What the task requires
The goal is a clean copy of all the data below, with pictures dropped and everything else retyped exactly.

Source information
================================
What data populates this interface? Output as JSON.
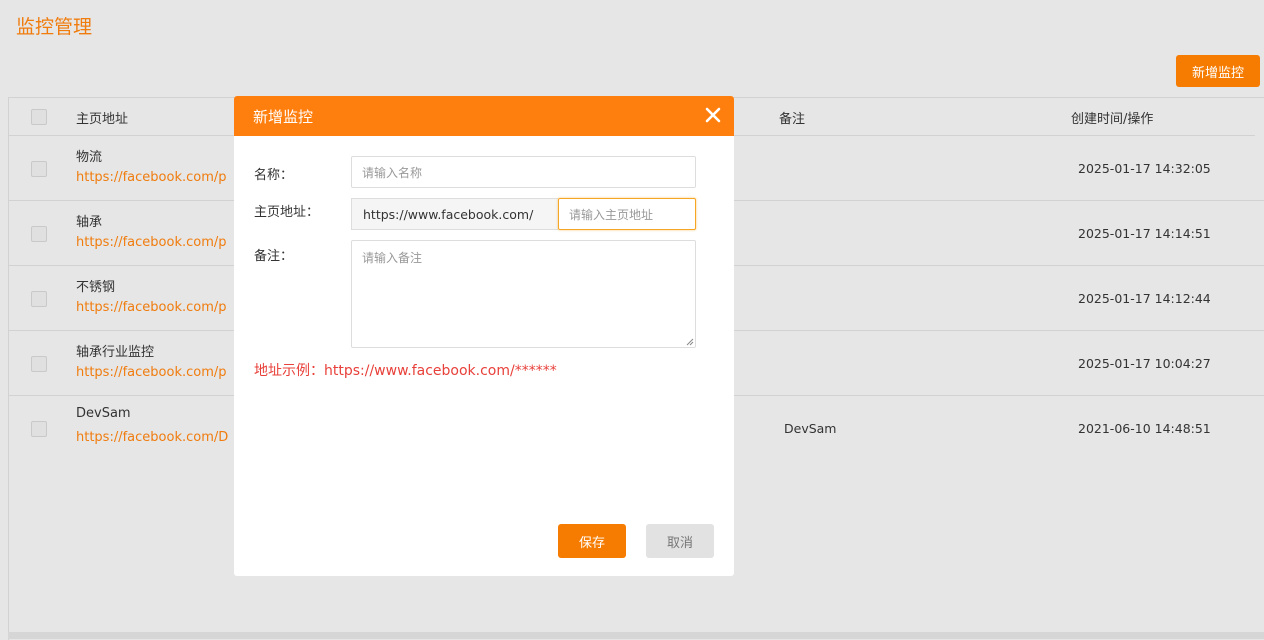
{
  "page": {
    "title": "监控管理",
    "add_button": "新增监控"
  },
  "table": {
    "headers": {
      "url": "主页地址",
      "note": "备注",
      "time_ops": "创建时间/操作"
    },
    "rows": [
      {
        "name": "物流",
        "url": "https://facebook.com/p",
        "note": "",
        "time": "2025-01-17 14:32:05"
      },
      {
        "name": "轴承",
        "url": "https://facebook.com/p",
        "note": "",
        "time": "2025-01-17 14:14:51"
      },
      {
        "name": "不锈钢",
        "url": "https://facebook.com/p",
        "note": "",
        "time": "2025-01-17 14:12:44"
      },
      {
        "name": "轴承行业监控",
        "url": "https://facebook.com/p",
        "note": "",
        "time": "2025-01-17 10:04:27"
      },
      {
        "name": "DevSam",
        "url": "https://facebook.com/D",
        "note": "DevSam",
        "time": "2021-06-10 14:48:51"
      }
    ]
  },
  "modal": {
    "title": "新增监控",
    "name_label": "名称：",
    "name_placeholder": "请输入名称",
    "url_label": "主页地址：",
    "url_prefix": "https://www.facebook.com/",
    "url_placeholder": "请输入主页地址",
    "note_label": "备注：",
    "note_placeholder": "请输入备注",
    "hint": "地址示例：https://www.facebook.com/******",
    "save": "保存",
    "cancel": "取消"
  },
  "colors": {
    "accent": "#f57c00",
    "header": "#ff7f0e",
    "hint": "#e8403a"
  }
}
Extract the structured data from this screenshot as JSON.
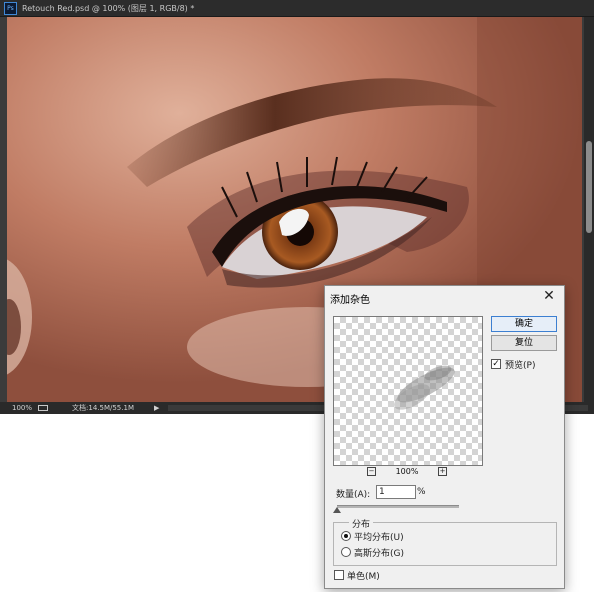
{
  "document_window": {
    "app_badge": "Ps",
    "title": "Retouch Red.psd @ 100% (图层 1, RGB/8) *",
    "status": {
      "zoom": "100%",
      "doc_info": "文档:14.5M/55.1M",
      "arrow": "▶"
    }
  },
  "dialog": {
    "title": "添加杂色",
    "close_label": "✕",
    "ok_label": "确定",
    "reset_label": "复位",
    "preview_label": "预览(P)",
    "preview_checked": true,
    "preview_zoom": "100%",
    "zoom_out": "−",
    "zoom_in": "+",
    "amount_label": "数量(A):",
    "amount_value": "1",
    "amount_unit": "%",
    "amount_fraction": 0.0025,
    "distribution": {
      "legend": "分布",
      "uniform_label": "平均分布(U)",
      "gaussian_label": "高斯分布(G)",
      "selected": "uniform"
    },
    "monochromatic_label": "单色(M)",
    "monochromatic_checked": false
  },
  "colors": {
    "ps_dark": "#2c2c2c",
    "skin": "#c58670",
    "accent_blue": "#3c7fd1"
  }
}
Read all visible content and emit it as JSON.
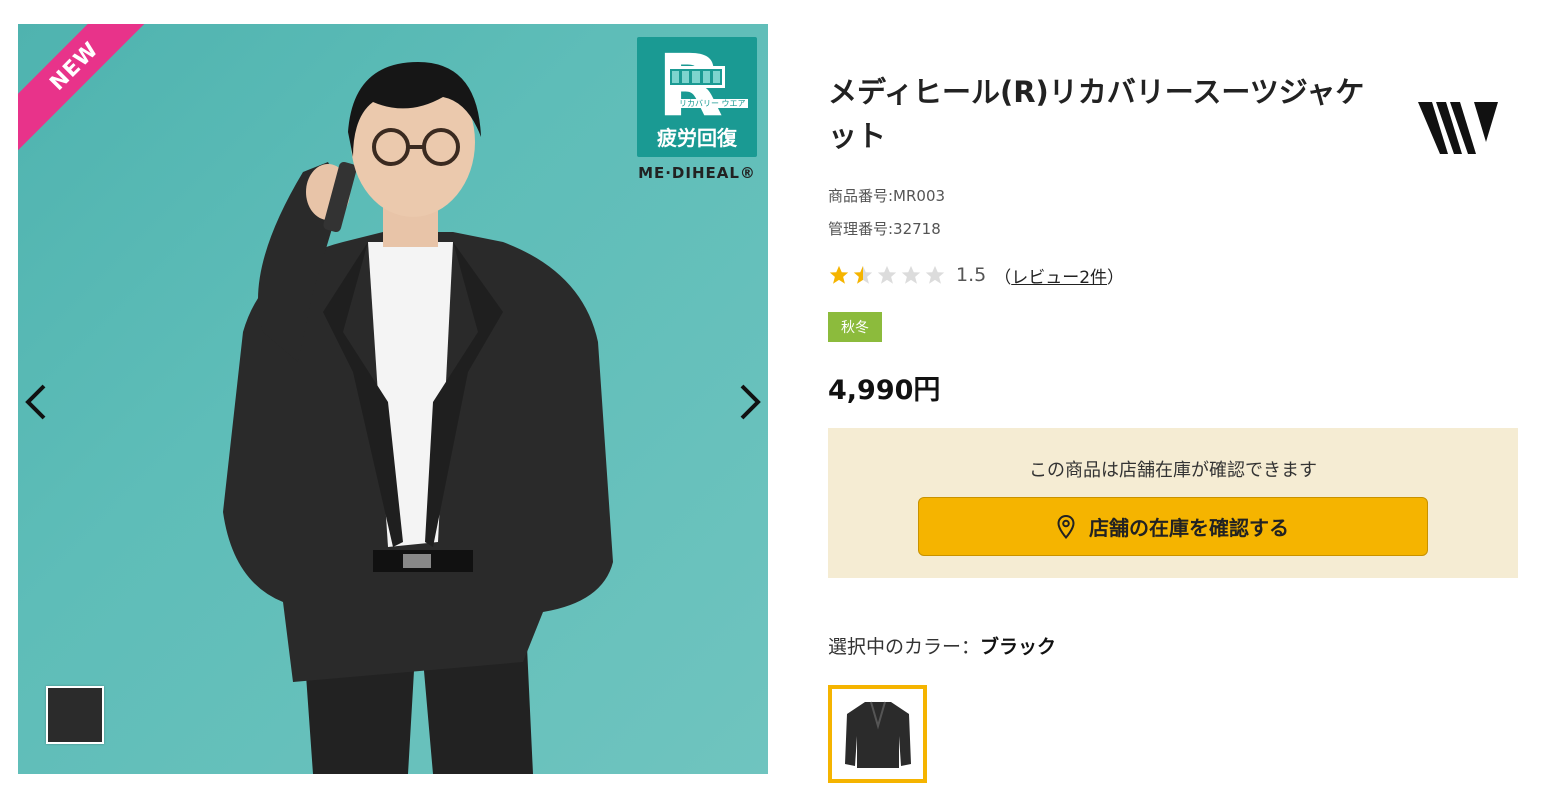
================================
Solution to this problem
What data populates this interface? Output as JSON.
{
  "page": {
    "title": "监控管理",
    "add_button": "新增监控"
  },
  "table": {
    "headers": {
      "url": "主页地址",
      "note": "备注",
      "time_ops": "创建时间/操作"
    },
    "rows": [
      {
        "name": "物流",
        "url": "https://facebook.com/p",
        "note": "",
        "time": "2025-01-17 14:32:05"
      },
      {
        "name": "轴承",
        "url": "https://facebook.com/p",
        "note": "",
        "time": "2025-01-17 14:14:51"
      },
      {
        "name": "不锈钢",
        "url": "https://facebook.com/p",
        "note": "",
        "time": "2025-01-17 14:12:44"
      },
      {
        "name": "轴承行业监控",
        "url": "https://facebook.com/p",
        "note": "",
        "time": "2025-01-17 10:04:27"
      },
      {
        "name": "DevSam",
        "url": "https://facebook.com/D",
        "note": "DevSam",
        "time": "2021-06-10 14:48:51"
      }
    ]
  },
  "modal": {
    "title": "新增监控",
    "name_label": "名称：",
    "name_placeholder": "请输入名称",
    "url_label": "主页地址：",
    "url_prefix": "https://www.facebook.com/",
    "url_placeholder": "请输入主页地址",
    "note_label": "备注：",
    "note_placeholder": "请输入备注",
    "hint": "地址示例：https://www.facebook.com/******",
    "save": "保存",
    "cancel": "取消"
  },
  "colors": {
    "accent": "#f57c00",
    "header": "#ff7f0e",
    "hint": "#e8403a"
  }
}
Extract the structured data from this screenshot as JSON.
{
  "document_window": {
    "app_badge": "Ps",
    "title": "Retouch Red.psd @ 100% (图层 1, RGB/8) *",
    "status": {
      "zoom": "100%",
      "doc_info": "文档:14.5M/55.1M",
      "arrow": "▶"
    }
  },
  "dialog": {
    "title": "添加杂色",
    "close_label": "✕",
    "ok_label": "确定",
    "reset_label": "复位",
    "preview_label": "预览(P)",
    "preview_checked": true,
    "preview_zoom": "100%",
    "zoom_out": "−",
    "zoom_in": "+",
    "amount_label": "数量(A):",
    "amount_value": "1",
    "amount_unit": "%",
    "amount_fraction": 0.0025,
    "distribution": {
      "legend": "分布",
      "uniform_label": "平均分布(U)",
      "gaussian_label": "高斯分布(G)",
      "selected": "uniform"
    },
    "monochromatic_label": "单色(M)",
    "monochromatic_checked": false
  },
  "colors": {
    "ps_dark": "#2c2c2c",
    "skin": "#c58670",
    "accent_blue": "#3c7fd1"
  }
}
Read all visible content and emit it as JSON.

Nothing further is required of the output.